2. There is going to be the need to identify an independent mechanism to monitor closely the implementation of the PROMESA Act. This would include the close vetting of the individuals chosen to serve on the seven-member control board, as well as its staff. One issue is to assure that these are individuals well-versed in the realities of Puerto Rico and who are politically independent.
3. Making sure that the independent 17-member. Puerto Rico Commission for the Comprehensive Audit of the Public Credit is adequately funded and completes its analysis identifying which parts of the public debt were illegally issued above a limit and which complied with the Securities and Exchange Commission's financial disclosure rules.
4. There continues to be a need to develop legislation to promote sustained economic growth in Puerto Rico that addresses the funding disparities of programs like Medicare and Medicaid, the exemption of Puerto Rico from the merchant marine restrictions of the Jones Act, the need to make major financial investments in infrastructural and other economic development projects to Puerto Rico, among others. This also includes exploring ways that the Federal Reserve and other US government bodies can play in assisting Puerto Rico out of its economic depression.
5. Raising the case for Puerto Rico's decolonization at the United Nations and other international bodies now that the self-governing nature of the Commonwealth status has been fully exposed as being illusory as a result of the PROMESA Act and the recent Supreme Court ruling.
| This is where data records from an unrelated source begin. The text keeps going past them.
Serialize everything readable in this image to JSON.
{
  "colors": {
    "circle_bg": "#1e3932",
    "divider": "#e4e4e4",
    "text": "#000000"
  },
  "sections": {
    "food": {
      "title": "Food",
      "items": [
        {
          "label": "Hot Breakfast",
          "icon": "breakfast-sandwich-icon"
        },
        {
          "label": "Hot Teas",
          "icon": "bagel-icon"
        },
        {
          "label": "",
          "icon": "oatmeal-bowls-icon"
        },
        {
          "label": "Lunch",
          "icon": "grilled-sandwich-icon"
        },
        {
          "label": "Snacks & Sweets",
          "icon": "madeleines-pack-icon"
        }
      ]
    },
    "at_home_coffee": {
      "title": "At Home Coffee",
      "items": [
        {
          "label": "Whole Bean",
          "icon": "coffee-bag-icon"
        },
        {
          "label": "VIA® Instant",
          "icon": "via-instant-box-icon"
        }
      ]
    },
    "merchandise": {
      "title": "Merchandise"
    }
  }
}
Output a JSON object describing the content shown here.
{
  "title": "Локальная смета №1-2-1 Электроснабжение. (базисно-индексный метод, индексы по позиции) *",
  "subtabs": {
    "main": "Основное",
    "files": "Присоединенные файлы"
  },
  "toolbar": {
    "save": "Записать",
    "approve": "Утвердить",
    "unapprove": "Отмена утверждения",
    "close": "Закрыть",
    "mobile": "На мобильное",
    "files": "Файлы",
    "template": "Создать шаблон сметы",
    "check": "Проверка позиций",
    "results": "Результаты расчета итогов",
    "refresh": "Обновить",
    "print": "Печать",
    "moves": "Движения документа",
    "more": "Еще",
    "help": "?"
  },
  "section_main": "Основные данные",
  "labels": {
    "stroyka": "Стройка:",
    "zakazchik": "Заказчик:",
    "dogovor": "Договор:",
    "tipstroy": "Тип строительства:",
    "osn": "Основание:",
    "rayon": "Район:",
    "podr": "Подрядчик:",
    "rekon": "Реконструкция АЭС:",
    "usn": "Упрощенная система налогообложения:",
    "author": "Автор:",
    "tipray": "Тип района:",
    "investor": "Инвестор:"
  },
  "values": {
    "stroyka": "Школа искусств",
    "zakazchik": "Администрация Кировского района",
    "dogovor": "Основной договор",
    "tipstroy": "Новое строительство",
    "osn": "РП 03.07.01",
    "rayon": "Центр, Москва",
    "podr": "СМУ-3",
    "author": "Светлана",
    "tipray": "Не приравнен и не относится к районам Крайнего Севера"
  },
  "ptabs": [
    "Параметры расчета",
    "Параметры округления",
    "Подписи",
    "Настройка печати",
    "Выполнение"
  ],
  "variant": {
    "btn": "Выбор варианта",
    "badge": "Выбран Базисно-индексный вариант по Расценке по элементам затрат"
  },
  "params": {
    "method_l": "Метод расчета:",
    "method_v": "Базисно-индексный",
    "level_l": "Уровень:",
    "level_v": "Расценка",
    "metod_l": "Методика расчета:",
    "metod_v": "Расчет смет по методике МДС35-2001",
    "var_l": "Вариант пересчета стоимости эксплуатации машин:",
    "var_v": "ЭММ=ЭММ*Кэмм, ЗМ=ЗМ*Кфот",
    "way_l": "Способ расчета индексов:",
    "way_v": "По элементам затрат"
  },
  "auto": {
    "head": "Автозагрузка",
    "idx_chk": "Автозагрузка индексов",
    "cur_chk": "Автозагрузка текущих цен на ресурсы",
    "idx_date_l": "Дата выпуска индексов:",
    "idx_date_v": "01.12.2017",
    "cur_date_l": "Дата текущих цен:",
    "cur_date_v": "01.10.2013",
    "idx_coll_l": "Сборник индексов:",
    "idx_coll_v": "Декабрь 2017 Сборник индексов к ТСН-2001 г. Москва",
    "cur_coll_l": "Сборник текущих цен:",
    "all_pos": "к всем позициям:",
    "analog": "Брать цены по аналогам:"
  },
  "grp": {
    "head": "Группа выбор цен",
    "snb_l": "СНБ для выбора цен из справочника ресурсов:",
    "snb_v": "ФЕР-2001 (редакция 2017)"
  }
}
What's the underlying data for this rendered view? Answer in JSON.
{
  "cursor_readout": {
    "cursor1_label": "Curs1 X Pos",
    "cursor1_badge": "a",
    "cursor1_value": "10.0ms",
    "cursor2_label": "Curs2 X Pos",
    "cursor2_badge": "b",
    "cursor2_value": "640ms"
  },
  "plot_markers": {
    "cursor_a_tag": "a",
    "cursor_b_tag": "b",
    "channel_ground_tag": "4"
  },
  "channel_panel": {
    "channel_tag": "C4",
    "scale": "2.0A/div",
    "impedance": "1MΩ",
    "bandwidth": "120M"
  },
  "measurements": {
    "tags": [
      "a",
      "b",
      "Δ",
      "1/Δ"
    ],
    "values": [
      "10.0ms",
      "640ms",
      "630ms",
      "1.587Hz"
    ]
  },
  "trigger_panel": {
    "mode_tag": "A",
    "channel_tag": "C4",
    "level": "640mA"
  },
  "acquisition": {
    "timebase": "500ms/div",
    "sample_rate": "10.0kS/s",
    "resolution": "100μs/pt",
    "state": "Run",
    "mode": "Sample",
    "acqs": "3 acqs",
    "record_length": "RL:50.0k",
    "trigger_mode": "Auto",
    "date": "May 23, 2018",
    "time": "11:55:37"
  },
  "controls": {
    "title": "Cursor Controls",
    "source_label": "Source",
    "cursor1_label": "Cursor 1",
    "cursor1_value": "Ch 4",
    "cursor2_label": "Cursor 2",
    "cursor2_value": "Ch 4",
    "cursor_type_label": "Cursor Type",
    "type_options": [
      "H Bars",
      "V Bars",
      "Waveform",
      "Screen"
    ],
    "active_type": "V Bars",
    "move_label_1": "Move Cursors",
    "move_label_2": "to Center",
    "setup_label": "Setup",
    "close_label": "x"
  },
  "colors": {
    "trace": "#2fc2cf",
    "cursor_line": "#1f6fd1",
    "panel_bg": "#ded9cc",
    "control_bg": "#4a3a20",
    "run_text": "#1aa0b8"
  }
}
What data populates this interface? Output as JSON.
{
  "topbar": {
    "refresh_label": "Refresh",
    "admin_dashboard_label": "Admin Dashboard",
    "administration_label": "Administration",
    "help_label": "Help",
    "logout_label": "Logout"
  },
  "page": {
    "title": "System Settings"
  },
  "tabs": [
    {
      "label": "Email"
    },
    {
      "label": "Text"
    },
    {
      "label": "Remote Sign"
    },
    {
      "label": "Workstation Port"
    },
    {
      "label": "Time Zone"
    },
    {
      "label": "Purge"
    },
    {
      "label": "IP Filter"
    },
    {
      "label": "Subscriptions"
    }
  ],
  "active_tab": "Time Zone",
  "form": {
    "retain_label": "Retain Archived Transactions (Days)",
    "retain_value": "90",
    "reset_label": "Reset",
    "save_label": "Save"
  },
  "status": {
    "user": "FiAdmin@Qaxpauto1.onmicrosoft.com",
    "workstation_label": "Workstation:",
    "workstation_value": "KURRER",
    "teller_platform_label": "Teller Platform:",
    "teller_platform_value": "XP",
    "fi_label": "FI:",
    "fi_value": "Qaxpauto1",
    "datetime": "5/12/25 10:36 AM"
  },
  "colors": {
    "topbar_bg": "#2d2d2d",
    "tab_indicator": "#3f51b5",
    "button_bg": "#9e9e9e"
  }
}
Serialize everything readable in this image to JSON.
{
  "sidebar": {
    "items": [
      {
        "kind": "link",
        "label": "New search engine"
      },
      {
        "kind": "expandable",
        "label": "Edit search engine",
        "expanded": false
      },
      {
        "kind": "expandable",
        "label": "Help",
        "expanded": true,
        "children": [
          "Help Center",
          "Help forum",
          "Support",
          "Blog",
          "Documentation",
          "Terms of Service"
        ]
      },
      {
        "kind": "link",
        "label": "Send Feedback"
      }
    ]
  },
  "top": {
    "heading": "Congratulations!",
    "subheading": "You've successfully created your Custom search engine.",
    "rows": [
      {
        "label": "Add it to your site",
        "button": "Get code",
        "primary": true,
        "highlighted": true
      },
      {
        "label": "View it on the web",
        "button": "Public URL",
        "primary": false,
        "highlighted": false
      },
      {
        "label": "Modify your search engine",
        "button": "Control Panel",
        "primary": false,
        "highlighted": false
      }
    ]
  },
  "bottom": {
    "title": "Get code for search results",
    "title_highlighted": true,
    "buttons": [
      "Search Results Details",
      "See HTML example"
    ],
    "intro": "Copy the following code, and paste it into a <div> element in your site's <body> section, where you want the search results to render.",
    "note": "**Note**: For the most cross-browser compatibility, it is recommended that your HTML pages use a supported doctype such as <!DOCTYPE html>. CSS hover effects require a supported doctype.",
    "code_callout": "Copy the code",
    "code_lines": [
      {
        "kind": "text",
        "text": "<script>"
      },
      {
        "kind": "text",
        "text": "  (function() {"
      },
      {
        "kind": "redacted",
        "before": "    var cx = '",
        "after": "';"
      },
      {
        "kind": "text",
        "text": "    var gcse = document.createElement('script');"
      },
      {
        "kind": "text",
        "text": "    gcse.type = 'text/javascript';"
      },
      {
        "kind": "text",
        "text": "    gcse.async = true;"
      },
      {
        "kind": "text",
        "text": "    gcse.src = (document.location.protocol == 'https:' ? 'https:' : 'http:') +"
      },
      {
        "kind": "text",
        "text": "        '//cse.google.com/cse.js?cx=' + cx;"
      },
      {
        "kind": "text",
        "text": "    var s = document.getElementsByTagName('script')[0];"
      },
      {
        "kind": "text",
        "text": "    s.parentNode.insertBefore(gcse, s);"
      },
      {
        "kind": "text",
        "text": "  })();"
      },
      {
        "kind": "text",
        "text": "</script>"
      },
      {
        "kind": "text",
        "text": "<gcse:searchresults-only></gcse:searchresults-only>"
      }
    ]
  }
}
It appears the case can now be made that the United States misrepresented to the United Nations the autonomy it supposedly granted to Puerto Rico in 1952. This may also be the right time to test whether the notion of Puerto Rico being the victim of an "odious debt" is actionable in international forums. Hearings on Puerto Rico are being held on June 20th by the UN Decolonization Committee.
6. There is a need for a major communications campaign to educate the American public and the world community about the situation in Puerto Rico and the increasingly problematic nature of its relationship to the United States. The release by the Hedgeclippers' organization of the documentary, Preying on Puerto Rico: Forgotten Citizens of HedgeFund Island, is a good example of the type of educational tools that this movement needs to develop.
The PROMESA Act is clearly not the solution to Puerto Rico's long-term economic problems and what its short-term effects will be are not all that clear as well.
Rather than seeing its adoption as either a victory or defeat, the adoption of the PROMESA Act can be an opportunity for progressive political action in the Puerto Rico case. The actions outlined above are but a few starting points in positioning the struggle for greater Puerto Rican self-determination.
This will require an unprecedented unity within the Puerto Rican community that must include a more organic connection between the Island and the diaspora, as well as a major effort to build major coalitions with other Latinos and communities of color, progressive Whites, and faith-based and labor groups.
The big question is whether the current Puerto Rican leaderships both on the Island and stateside are up to this challenge.
Reprinted from National Institute of Latino Policy's (NiLP) newsletter.
Angelo Falcón is President of the National Institute for Latino Policy, for which he edits the online information service, The NiLP Report on Latino Policy & Politics. You can reach him at firstname.lastname@example.org. For further information on NiLP, visit www.latinopolicy.org.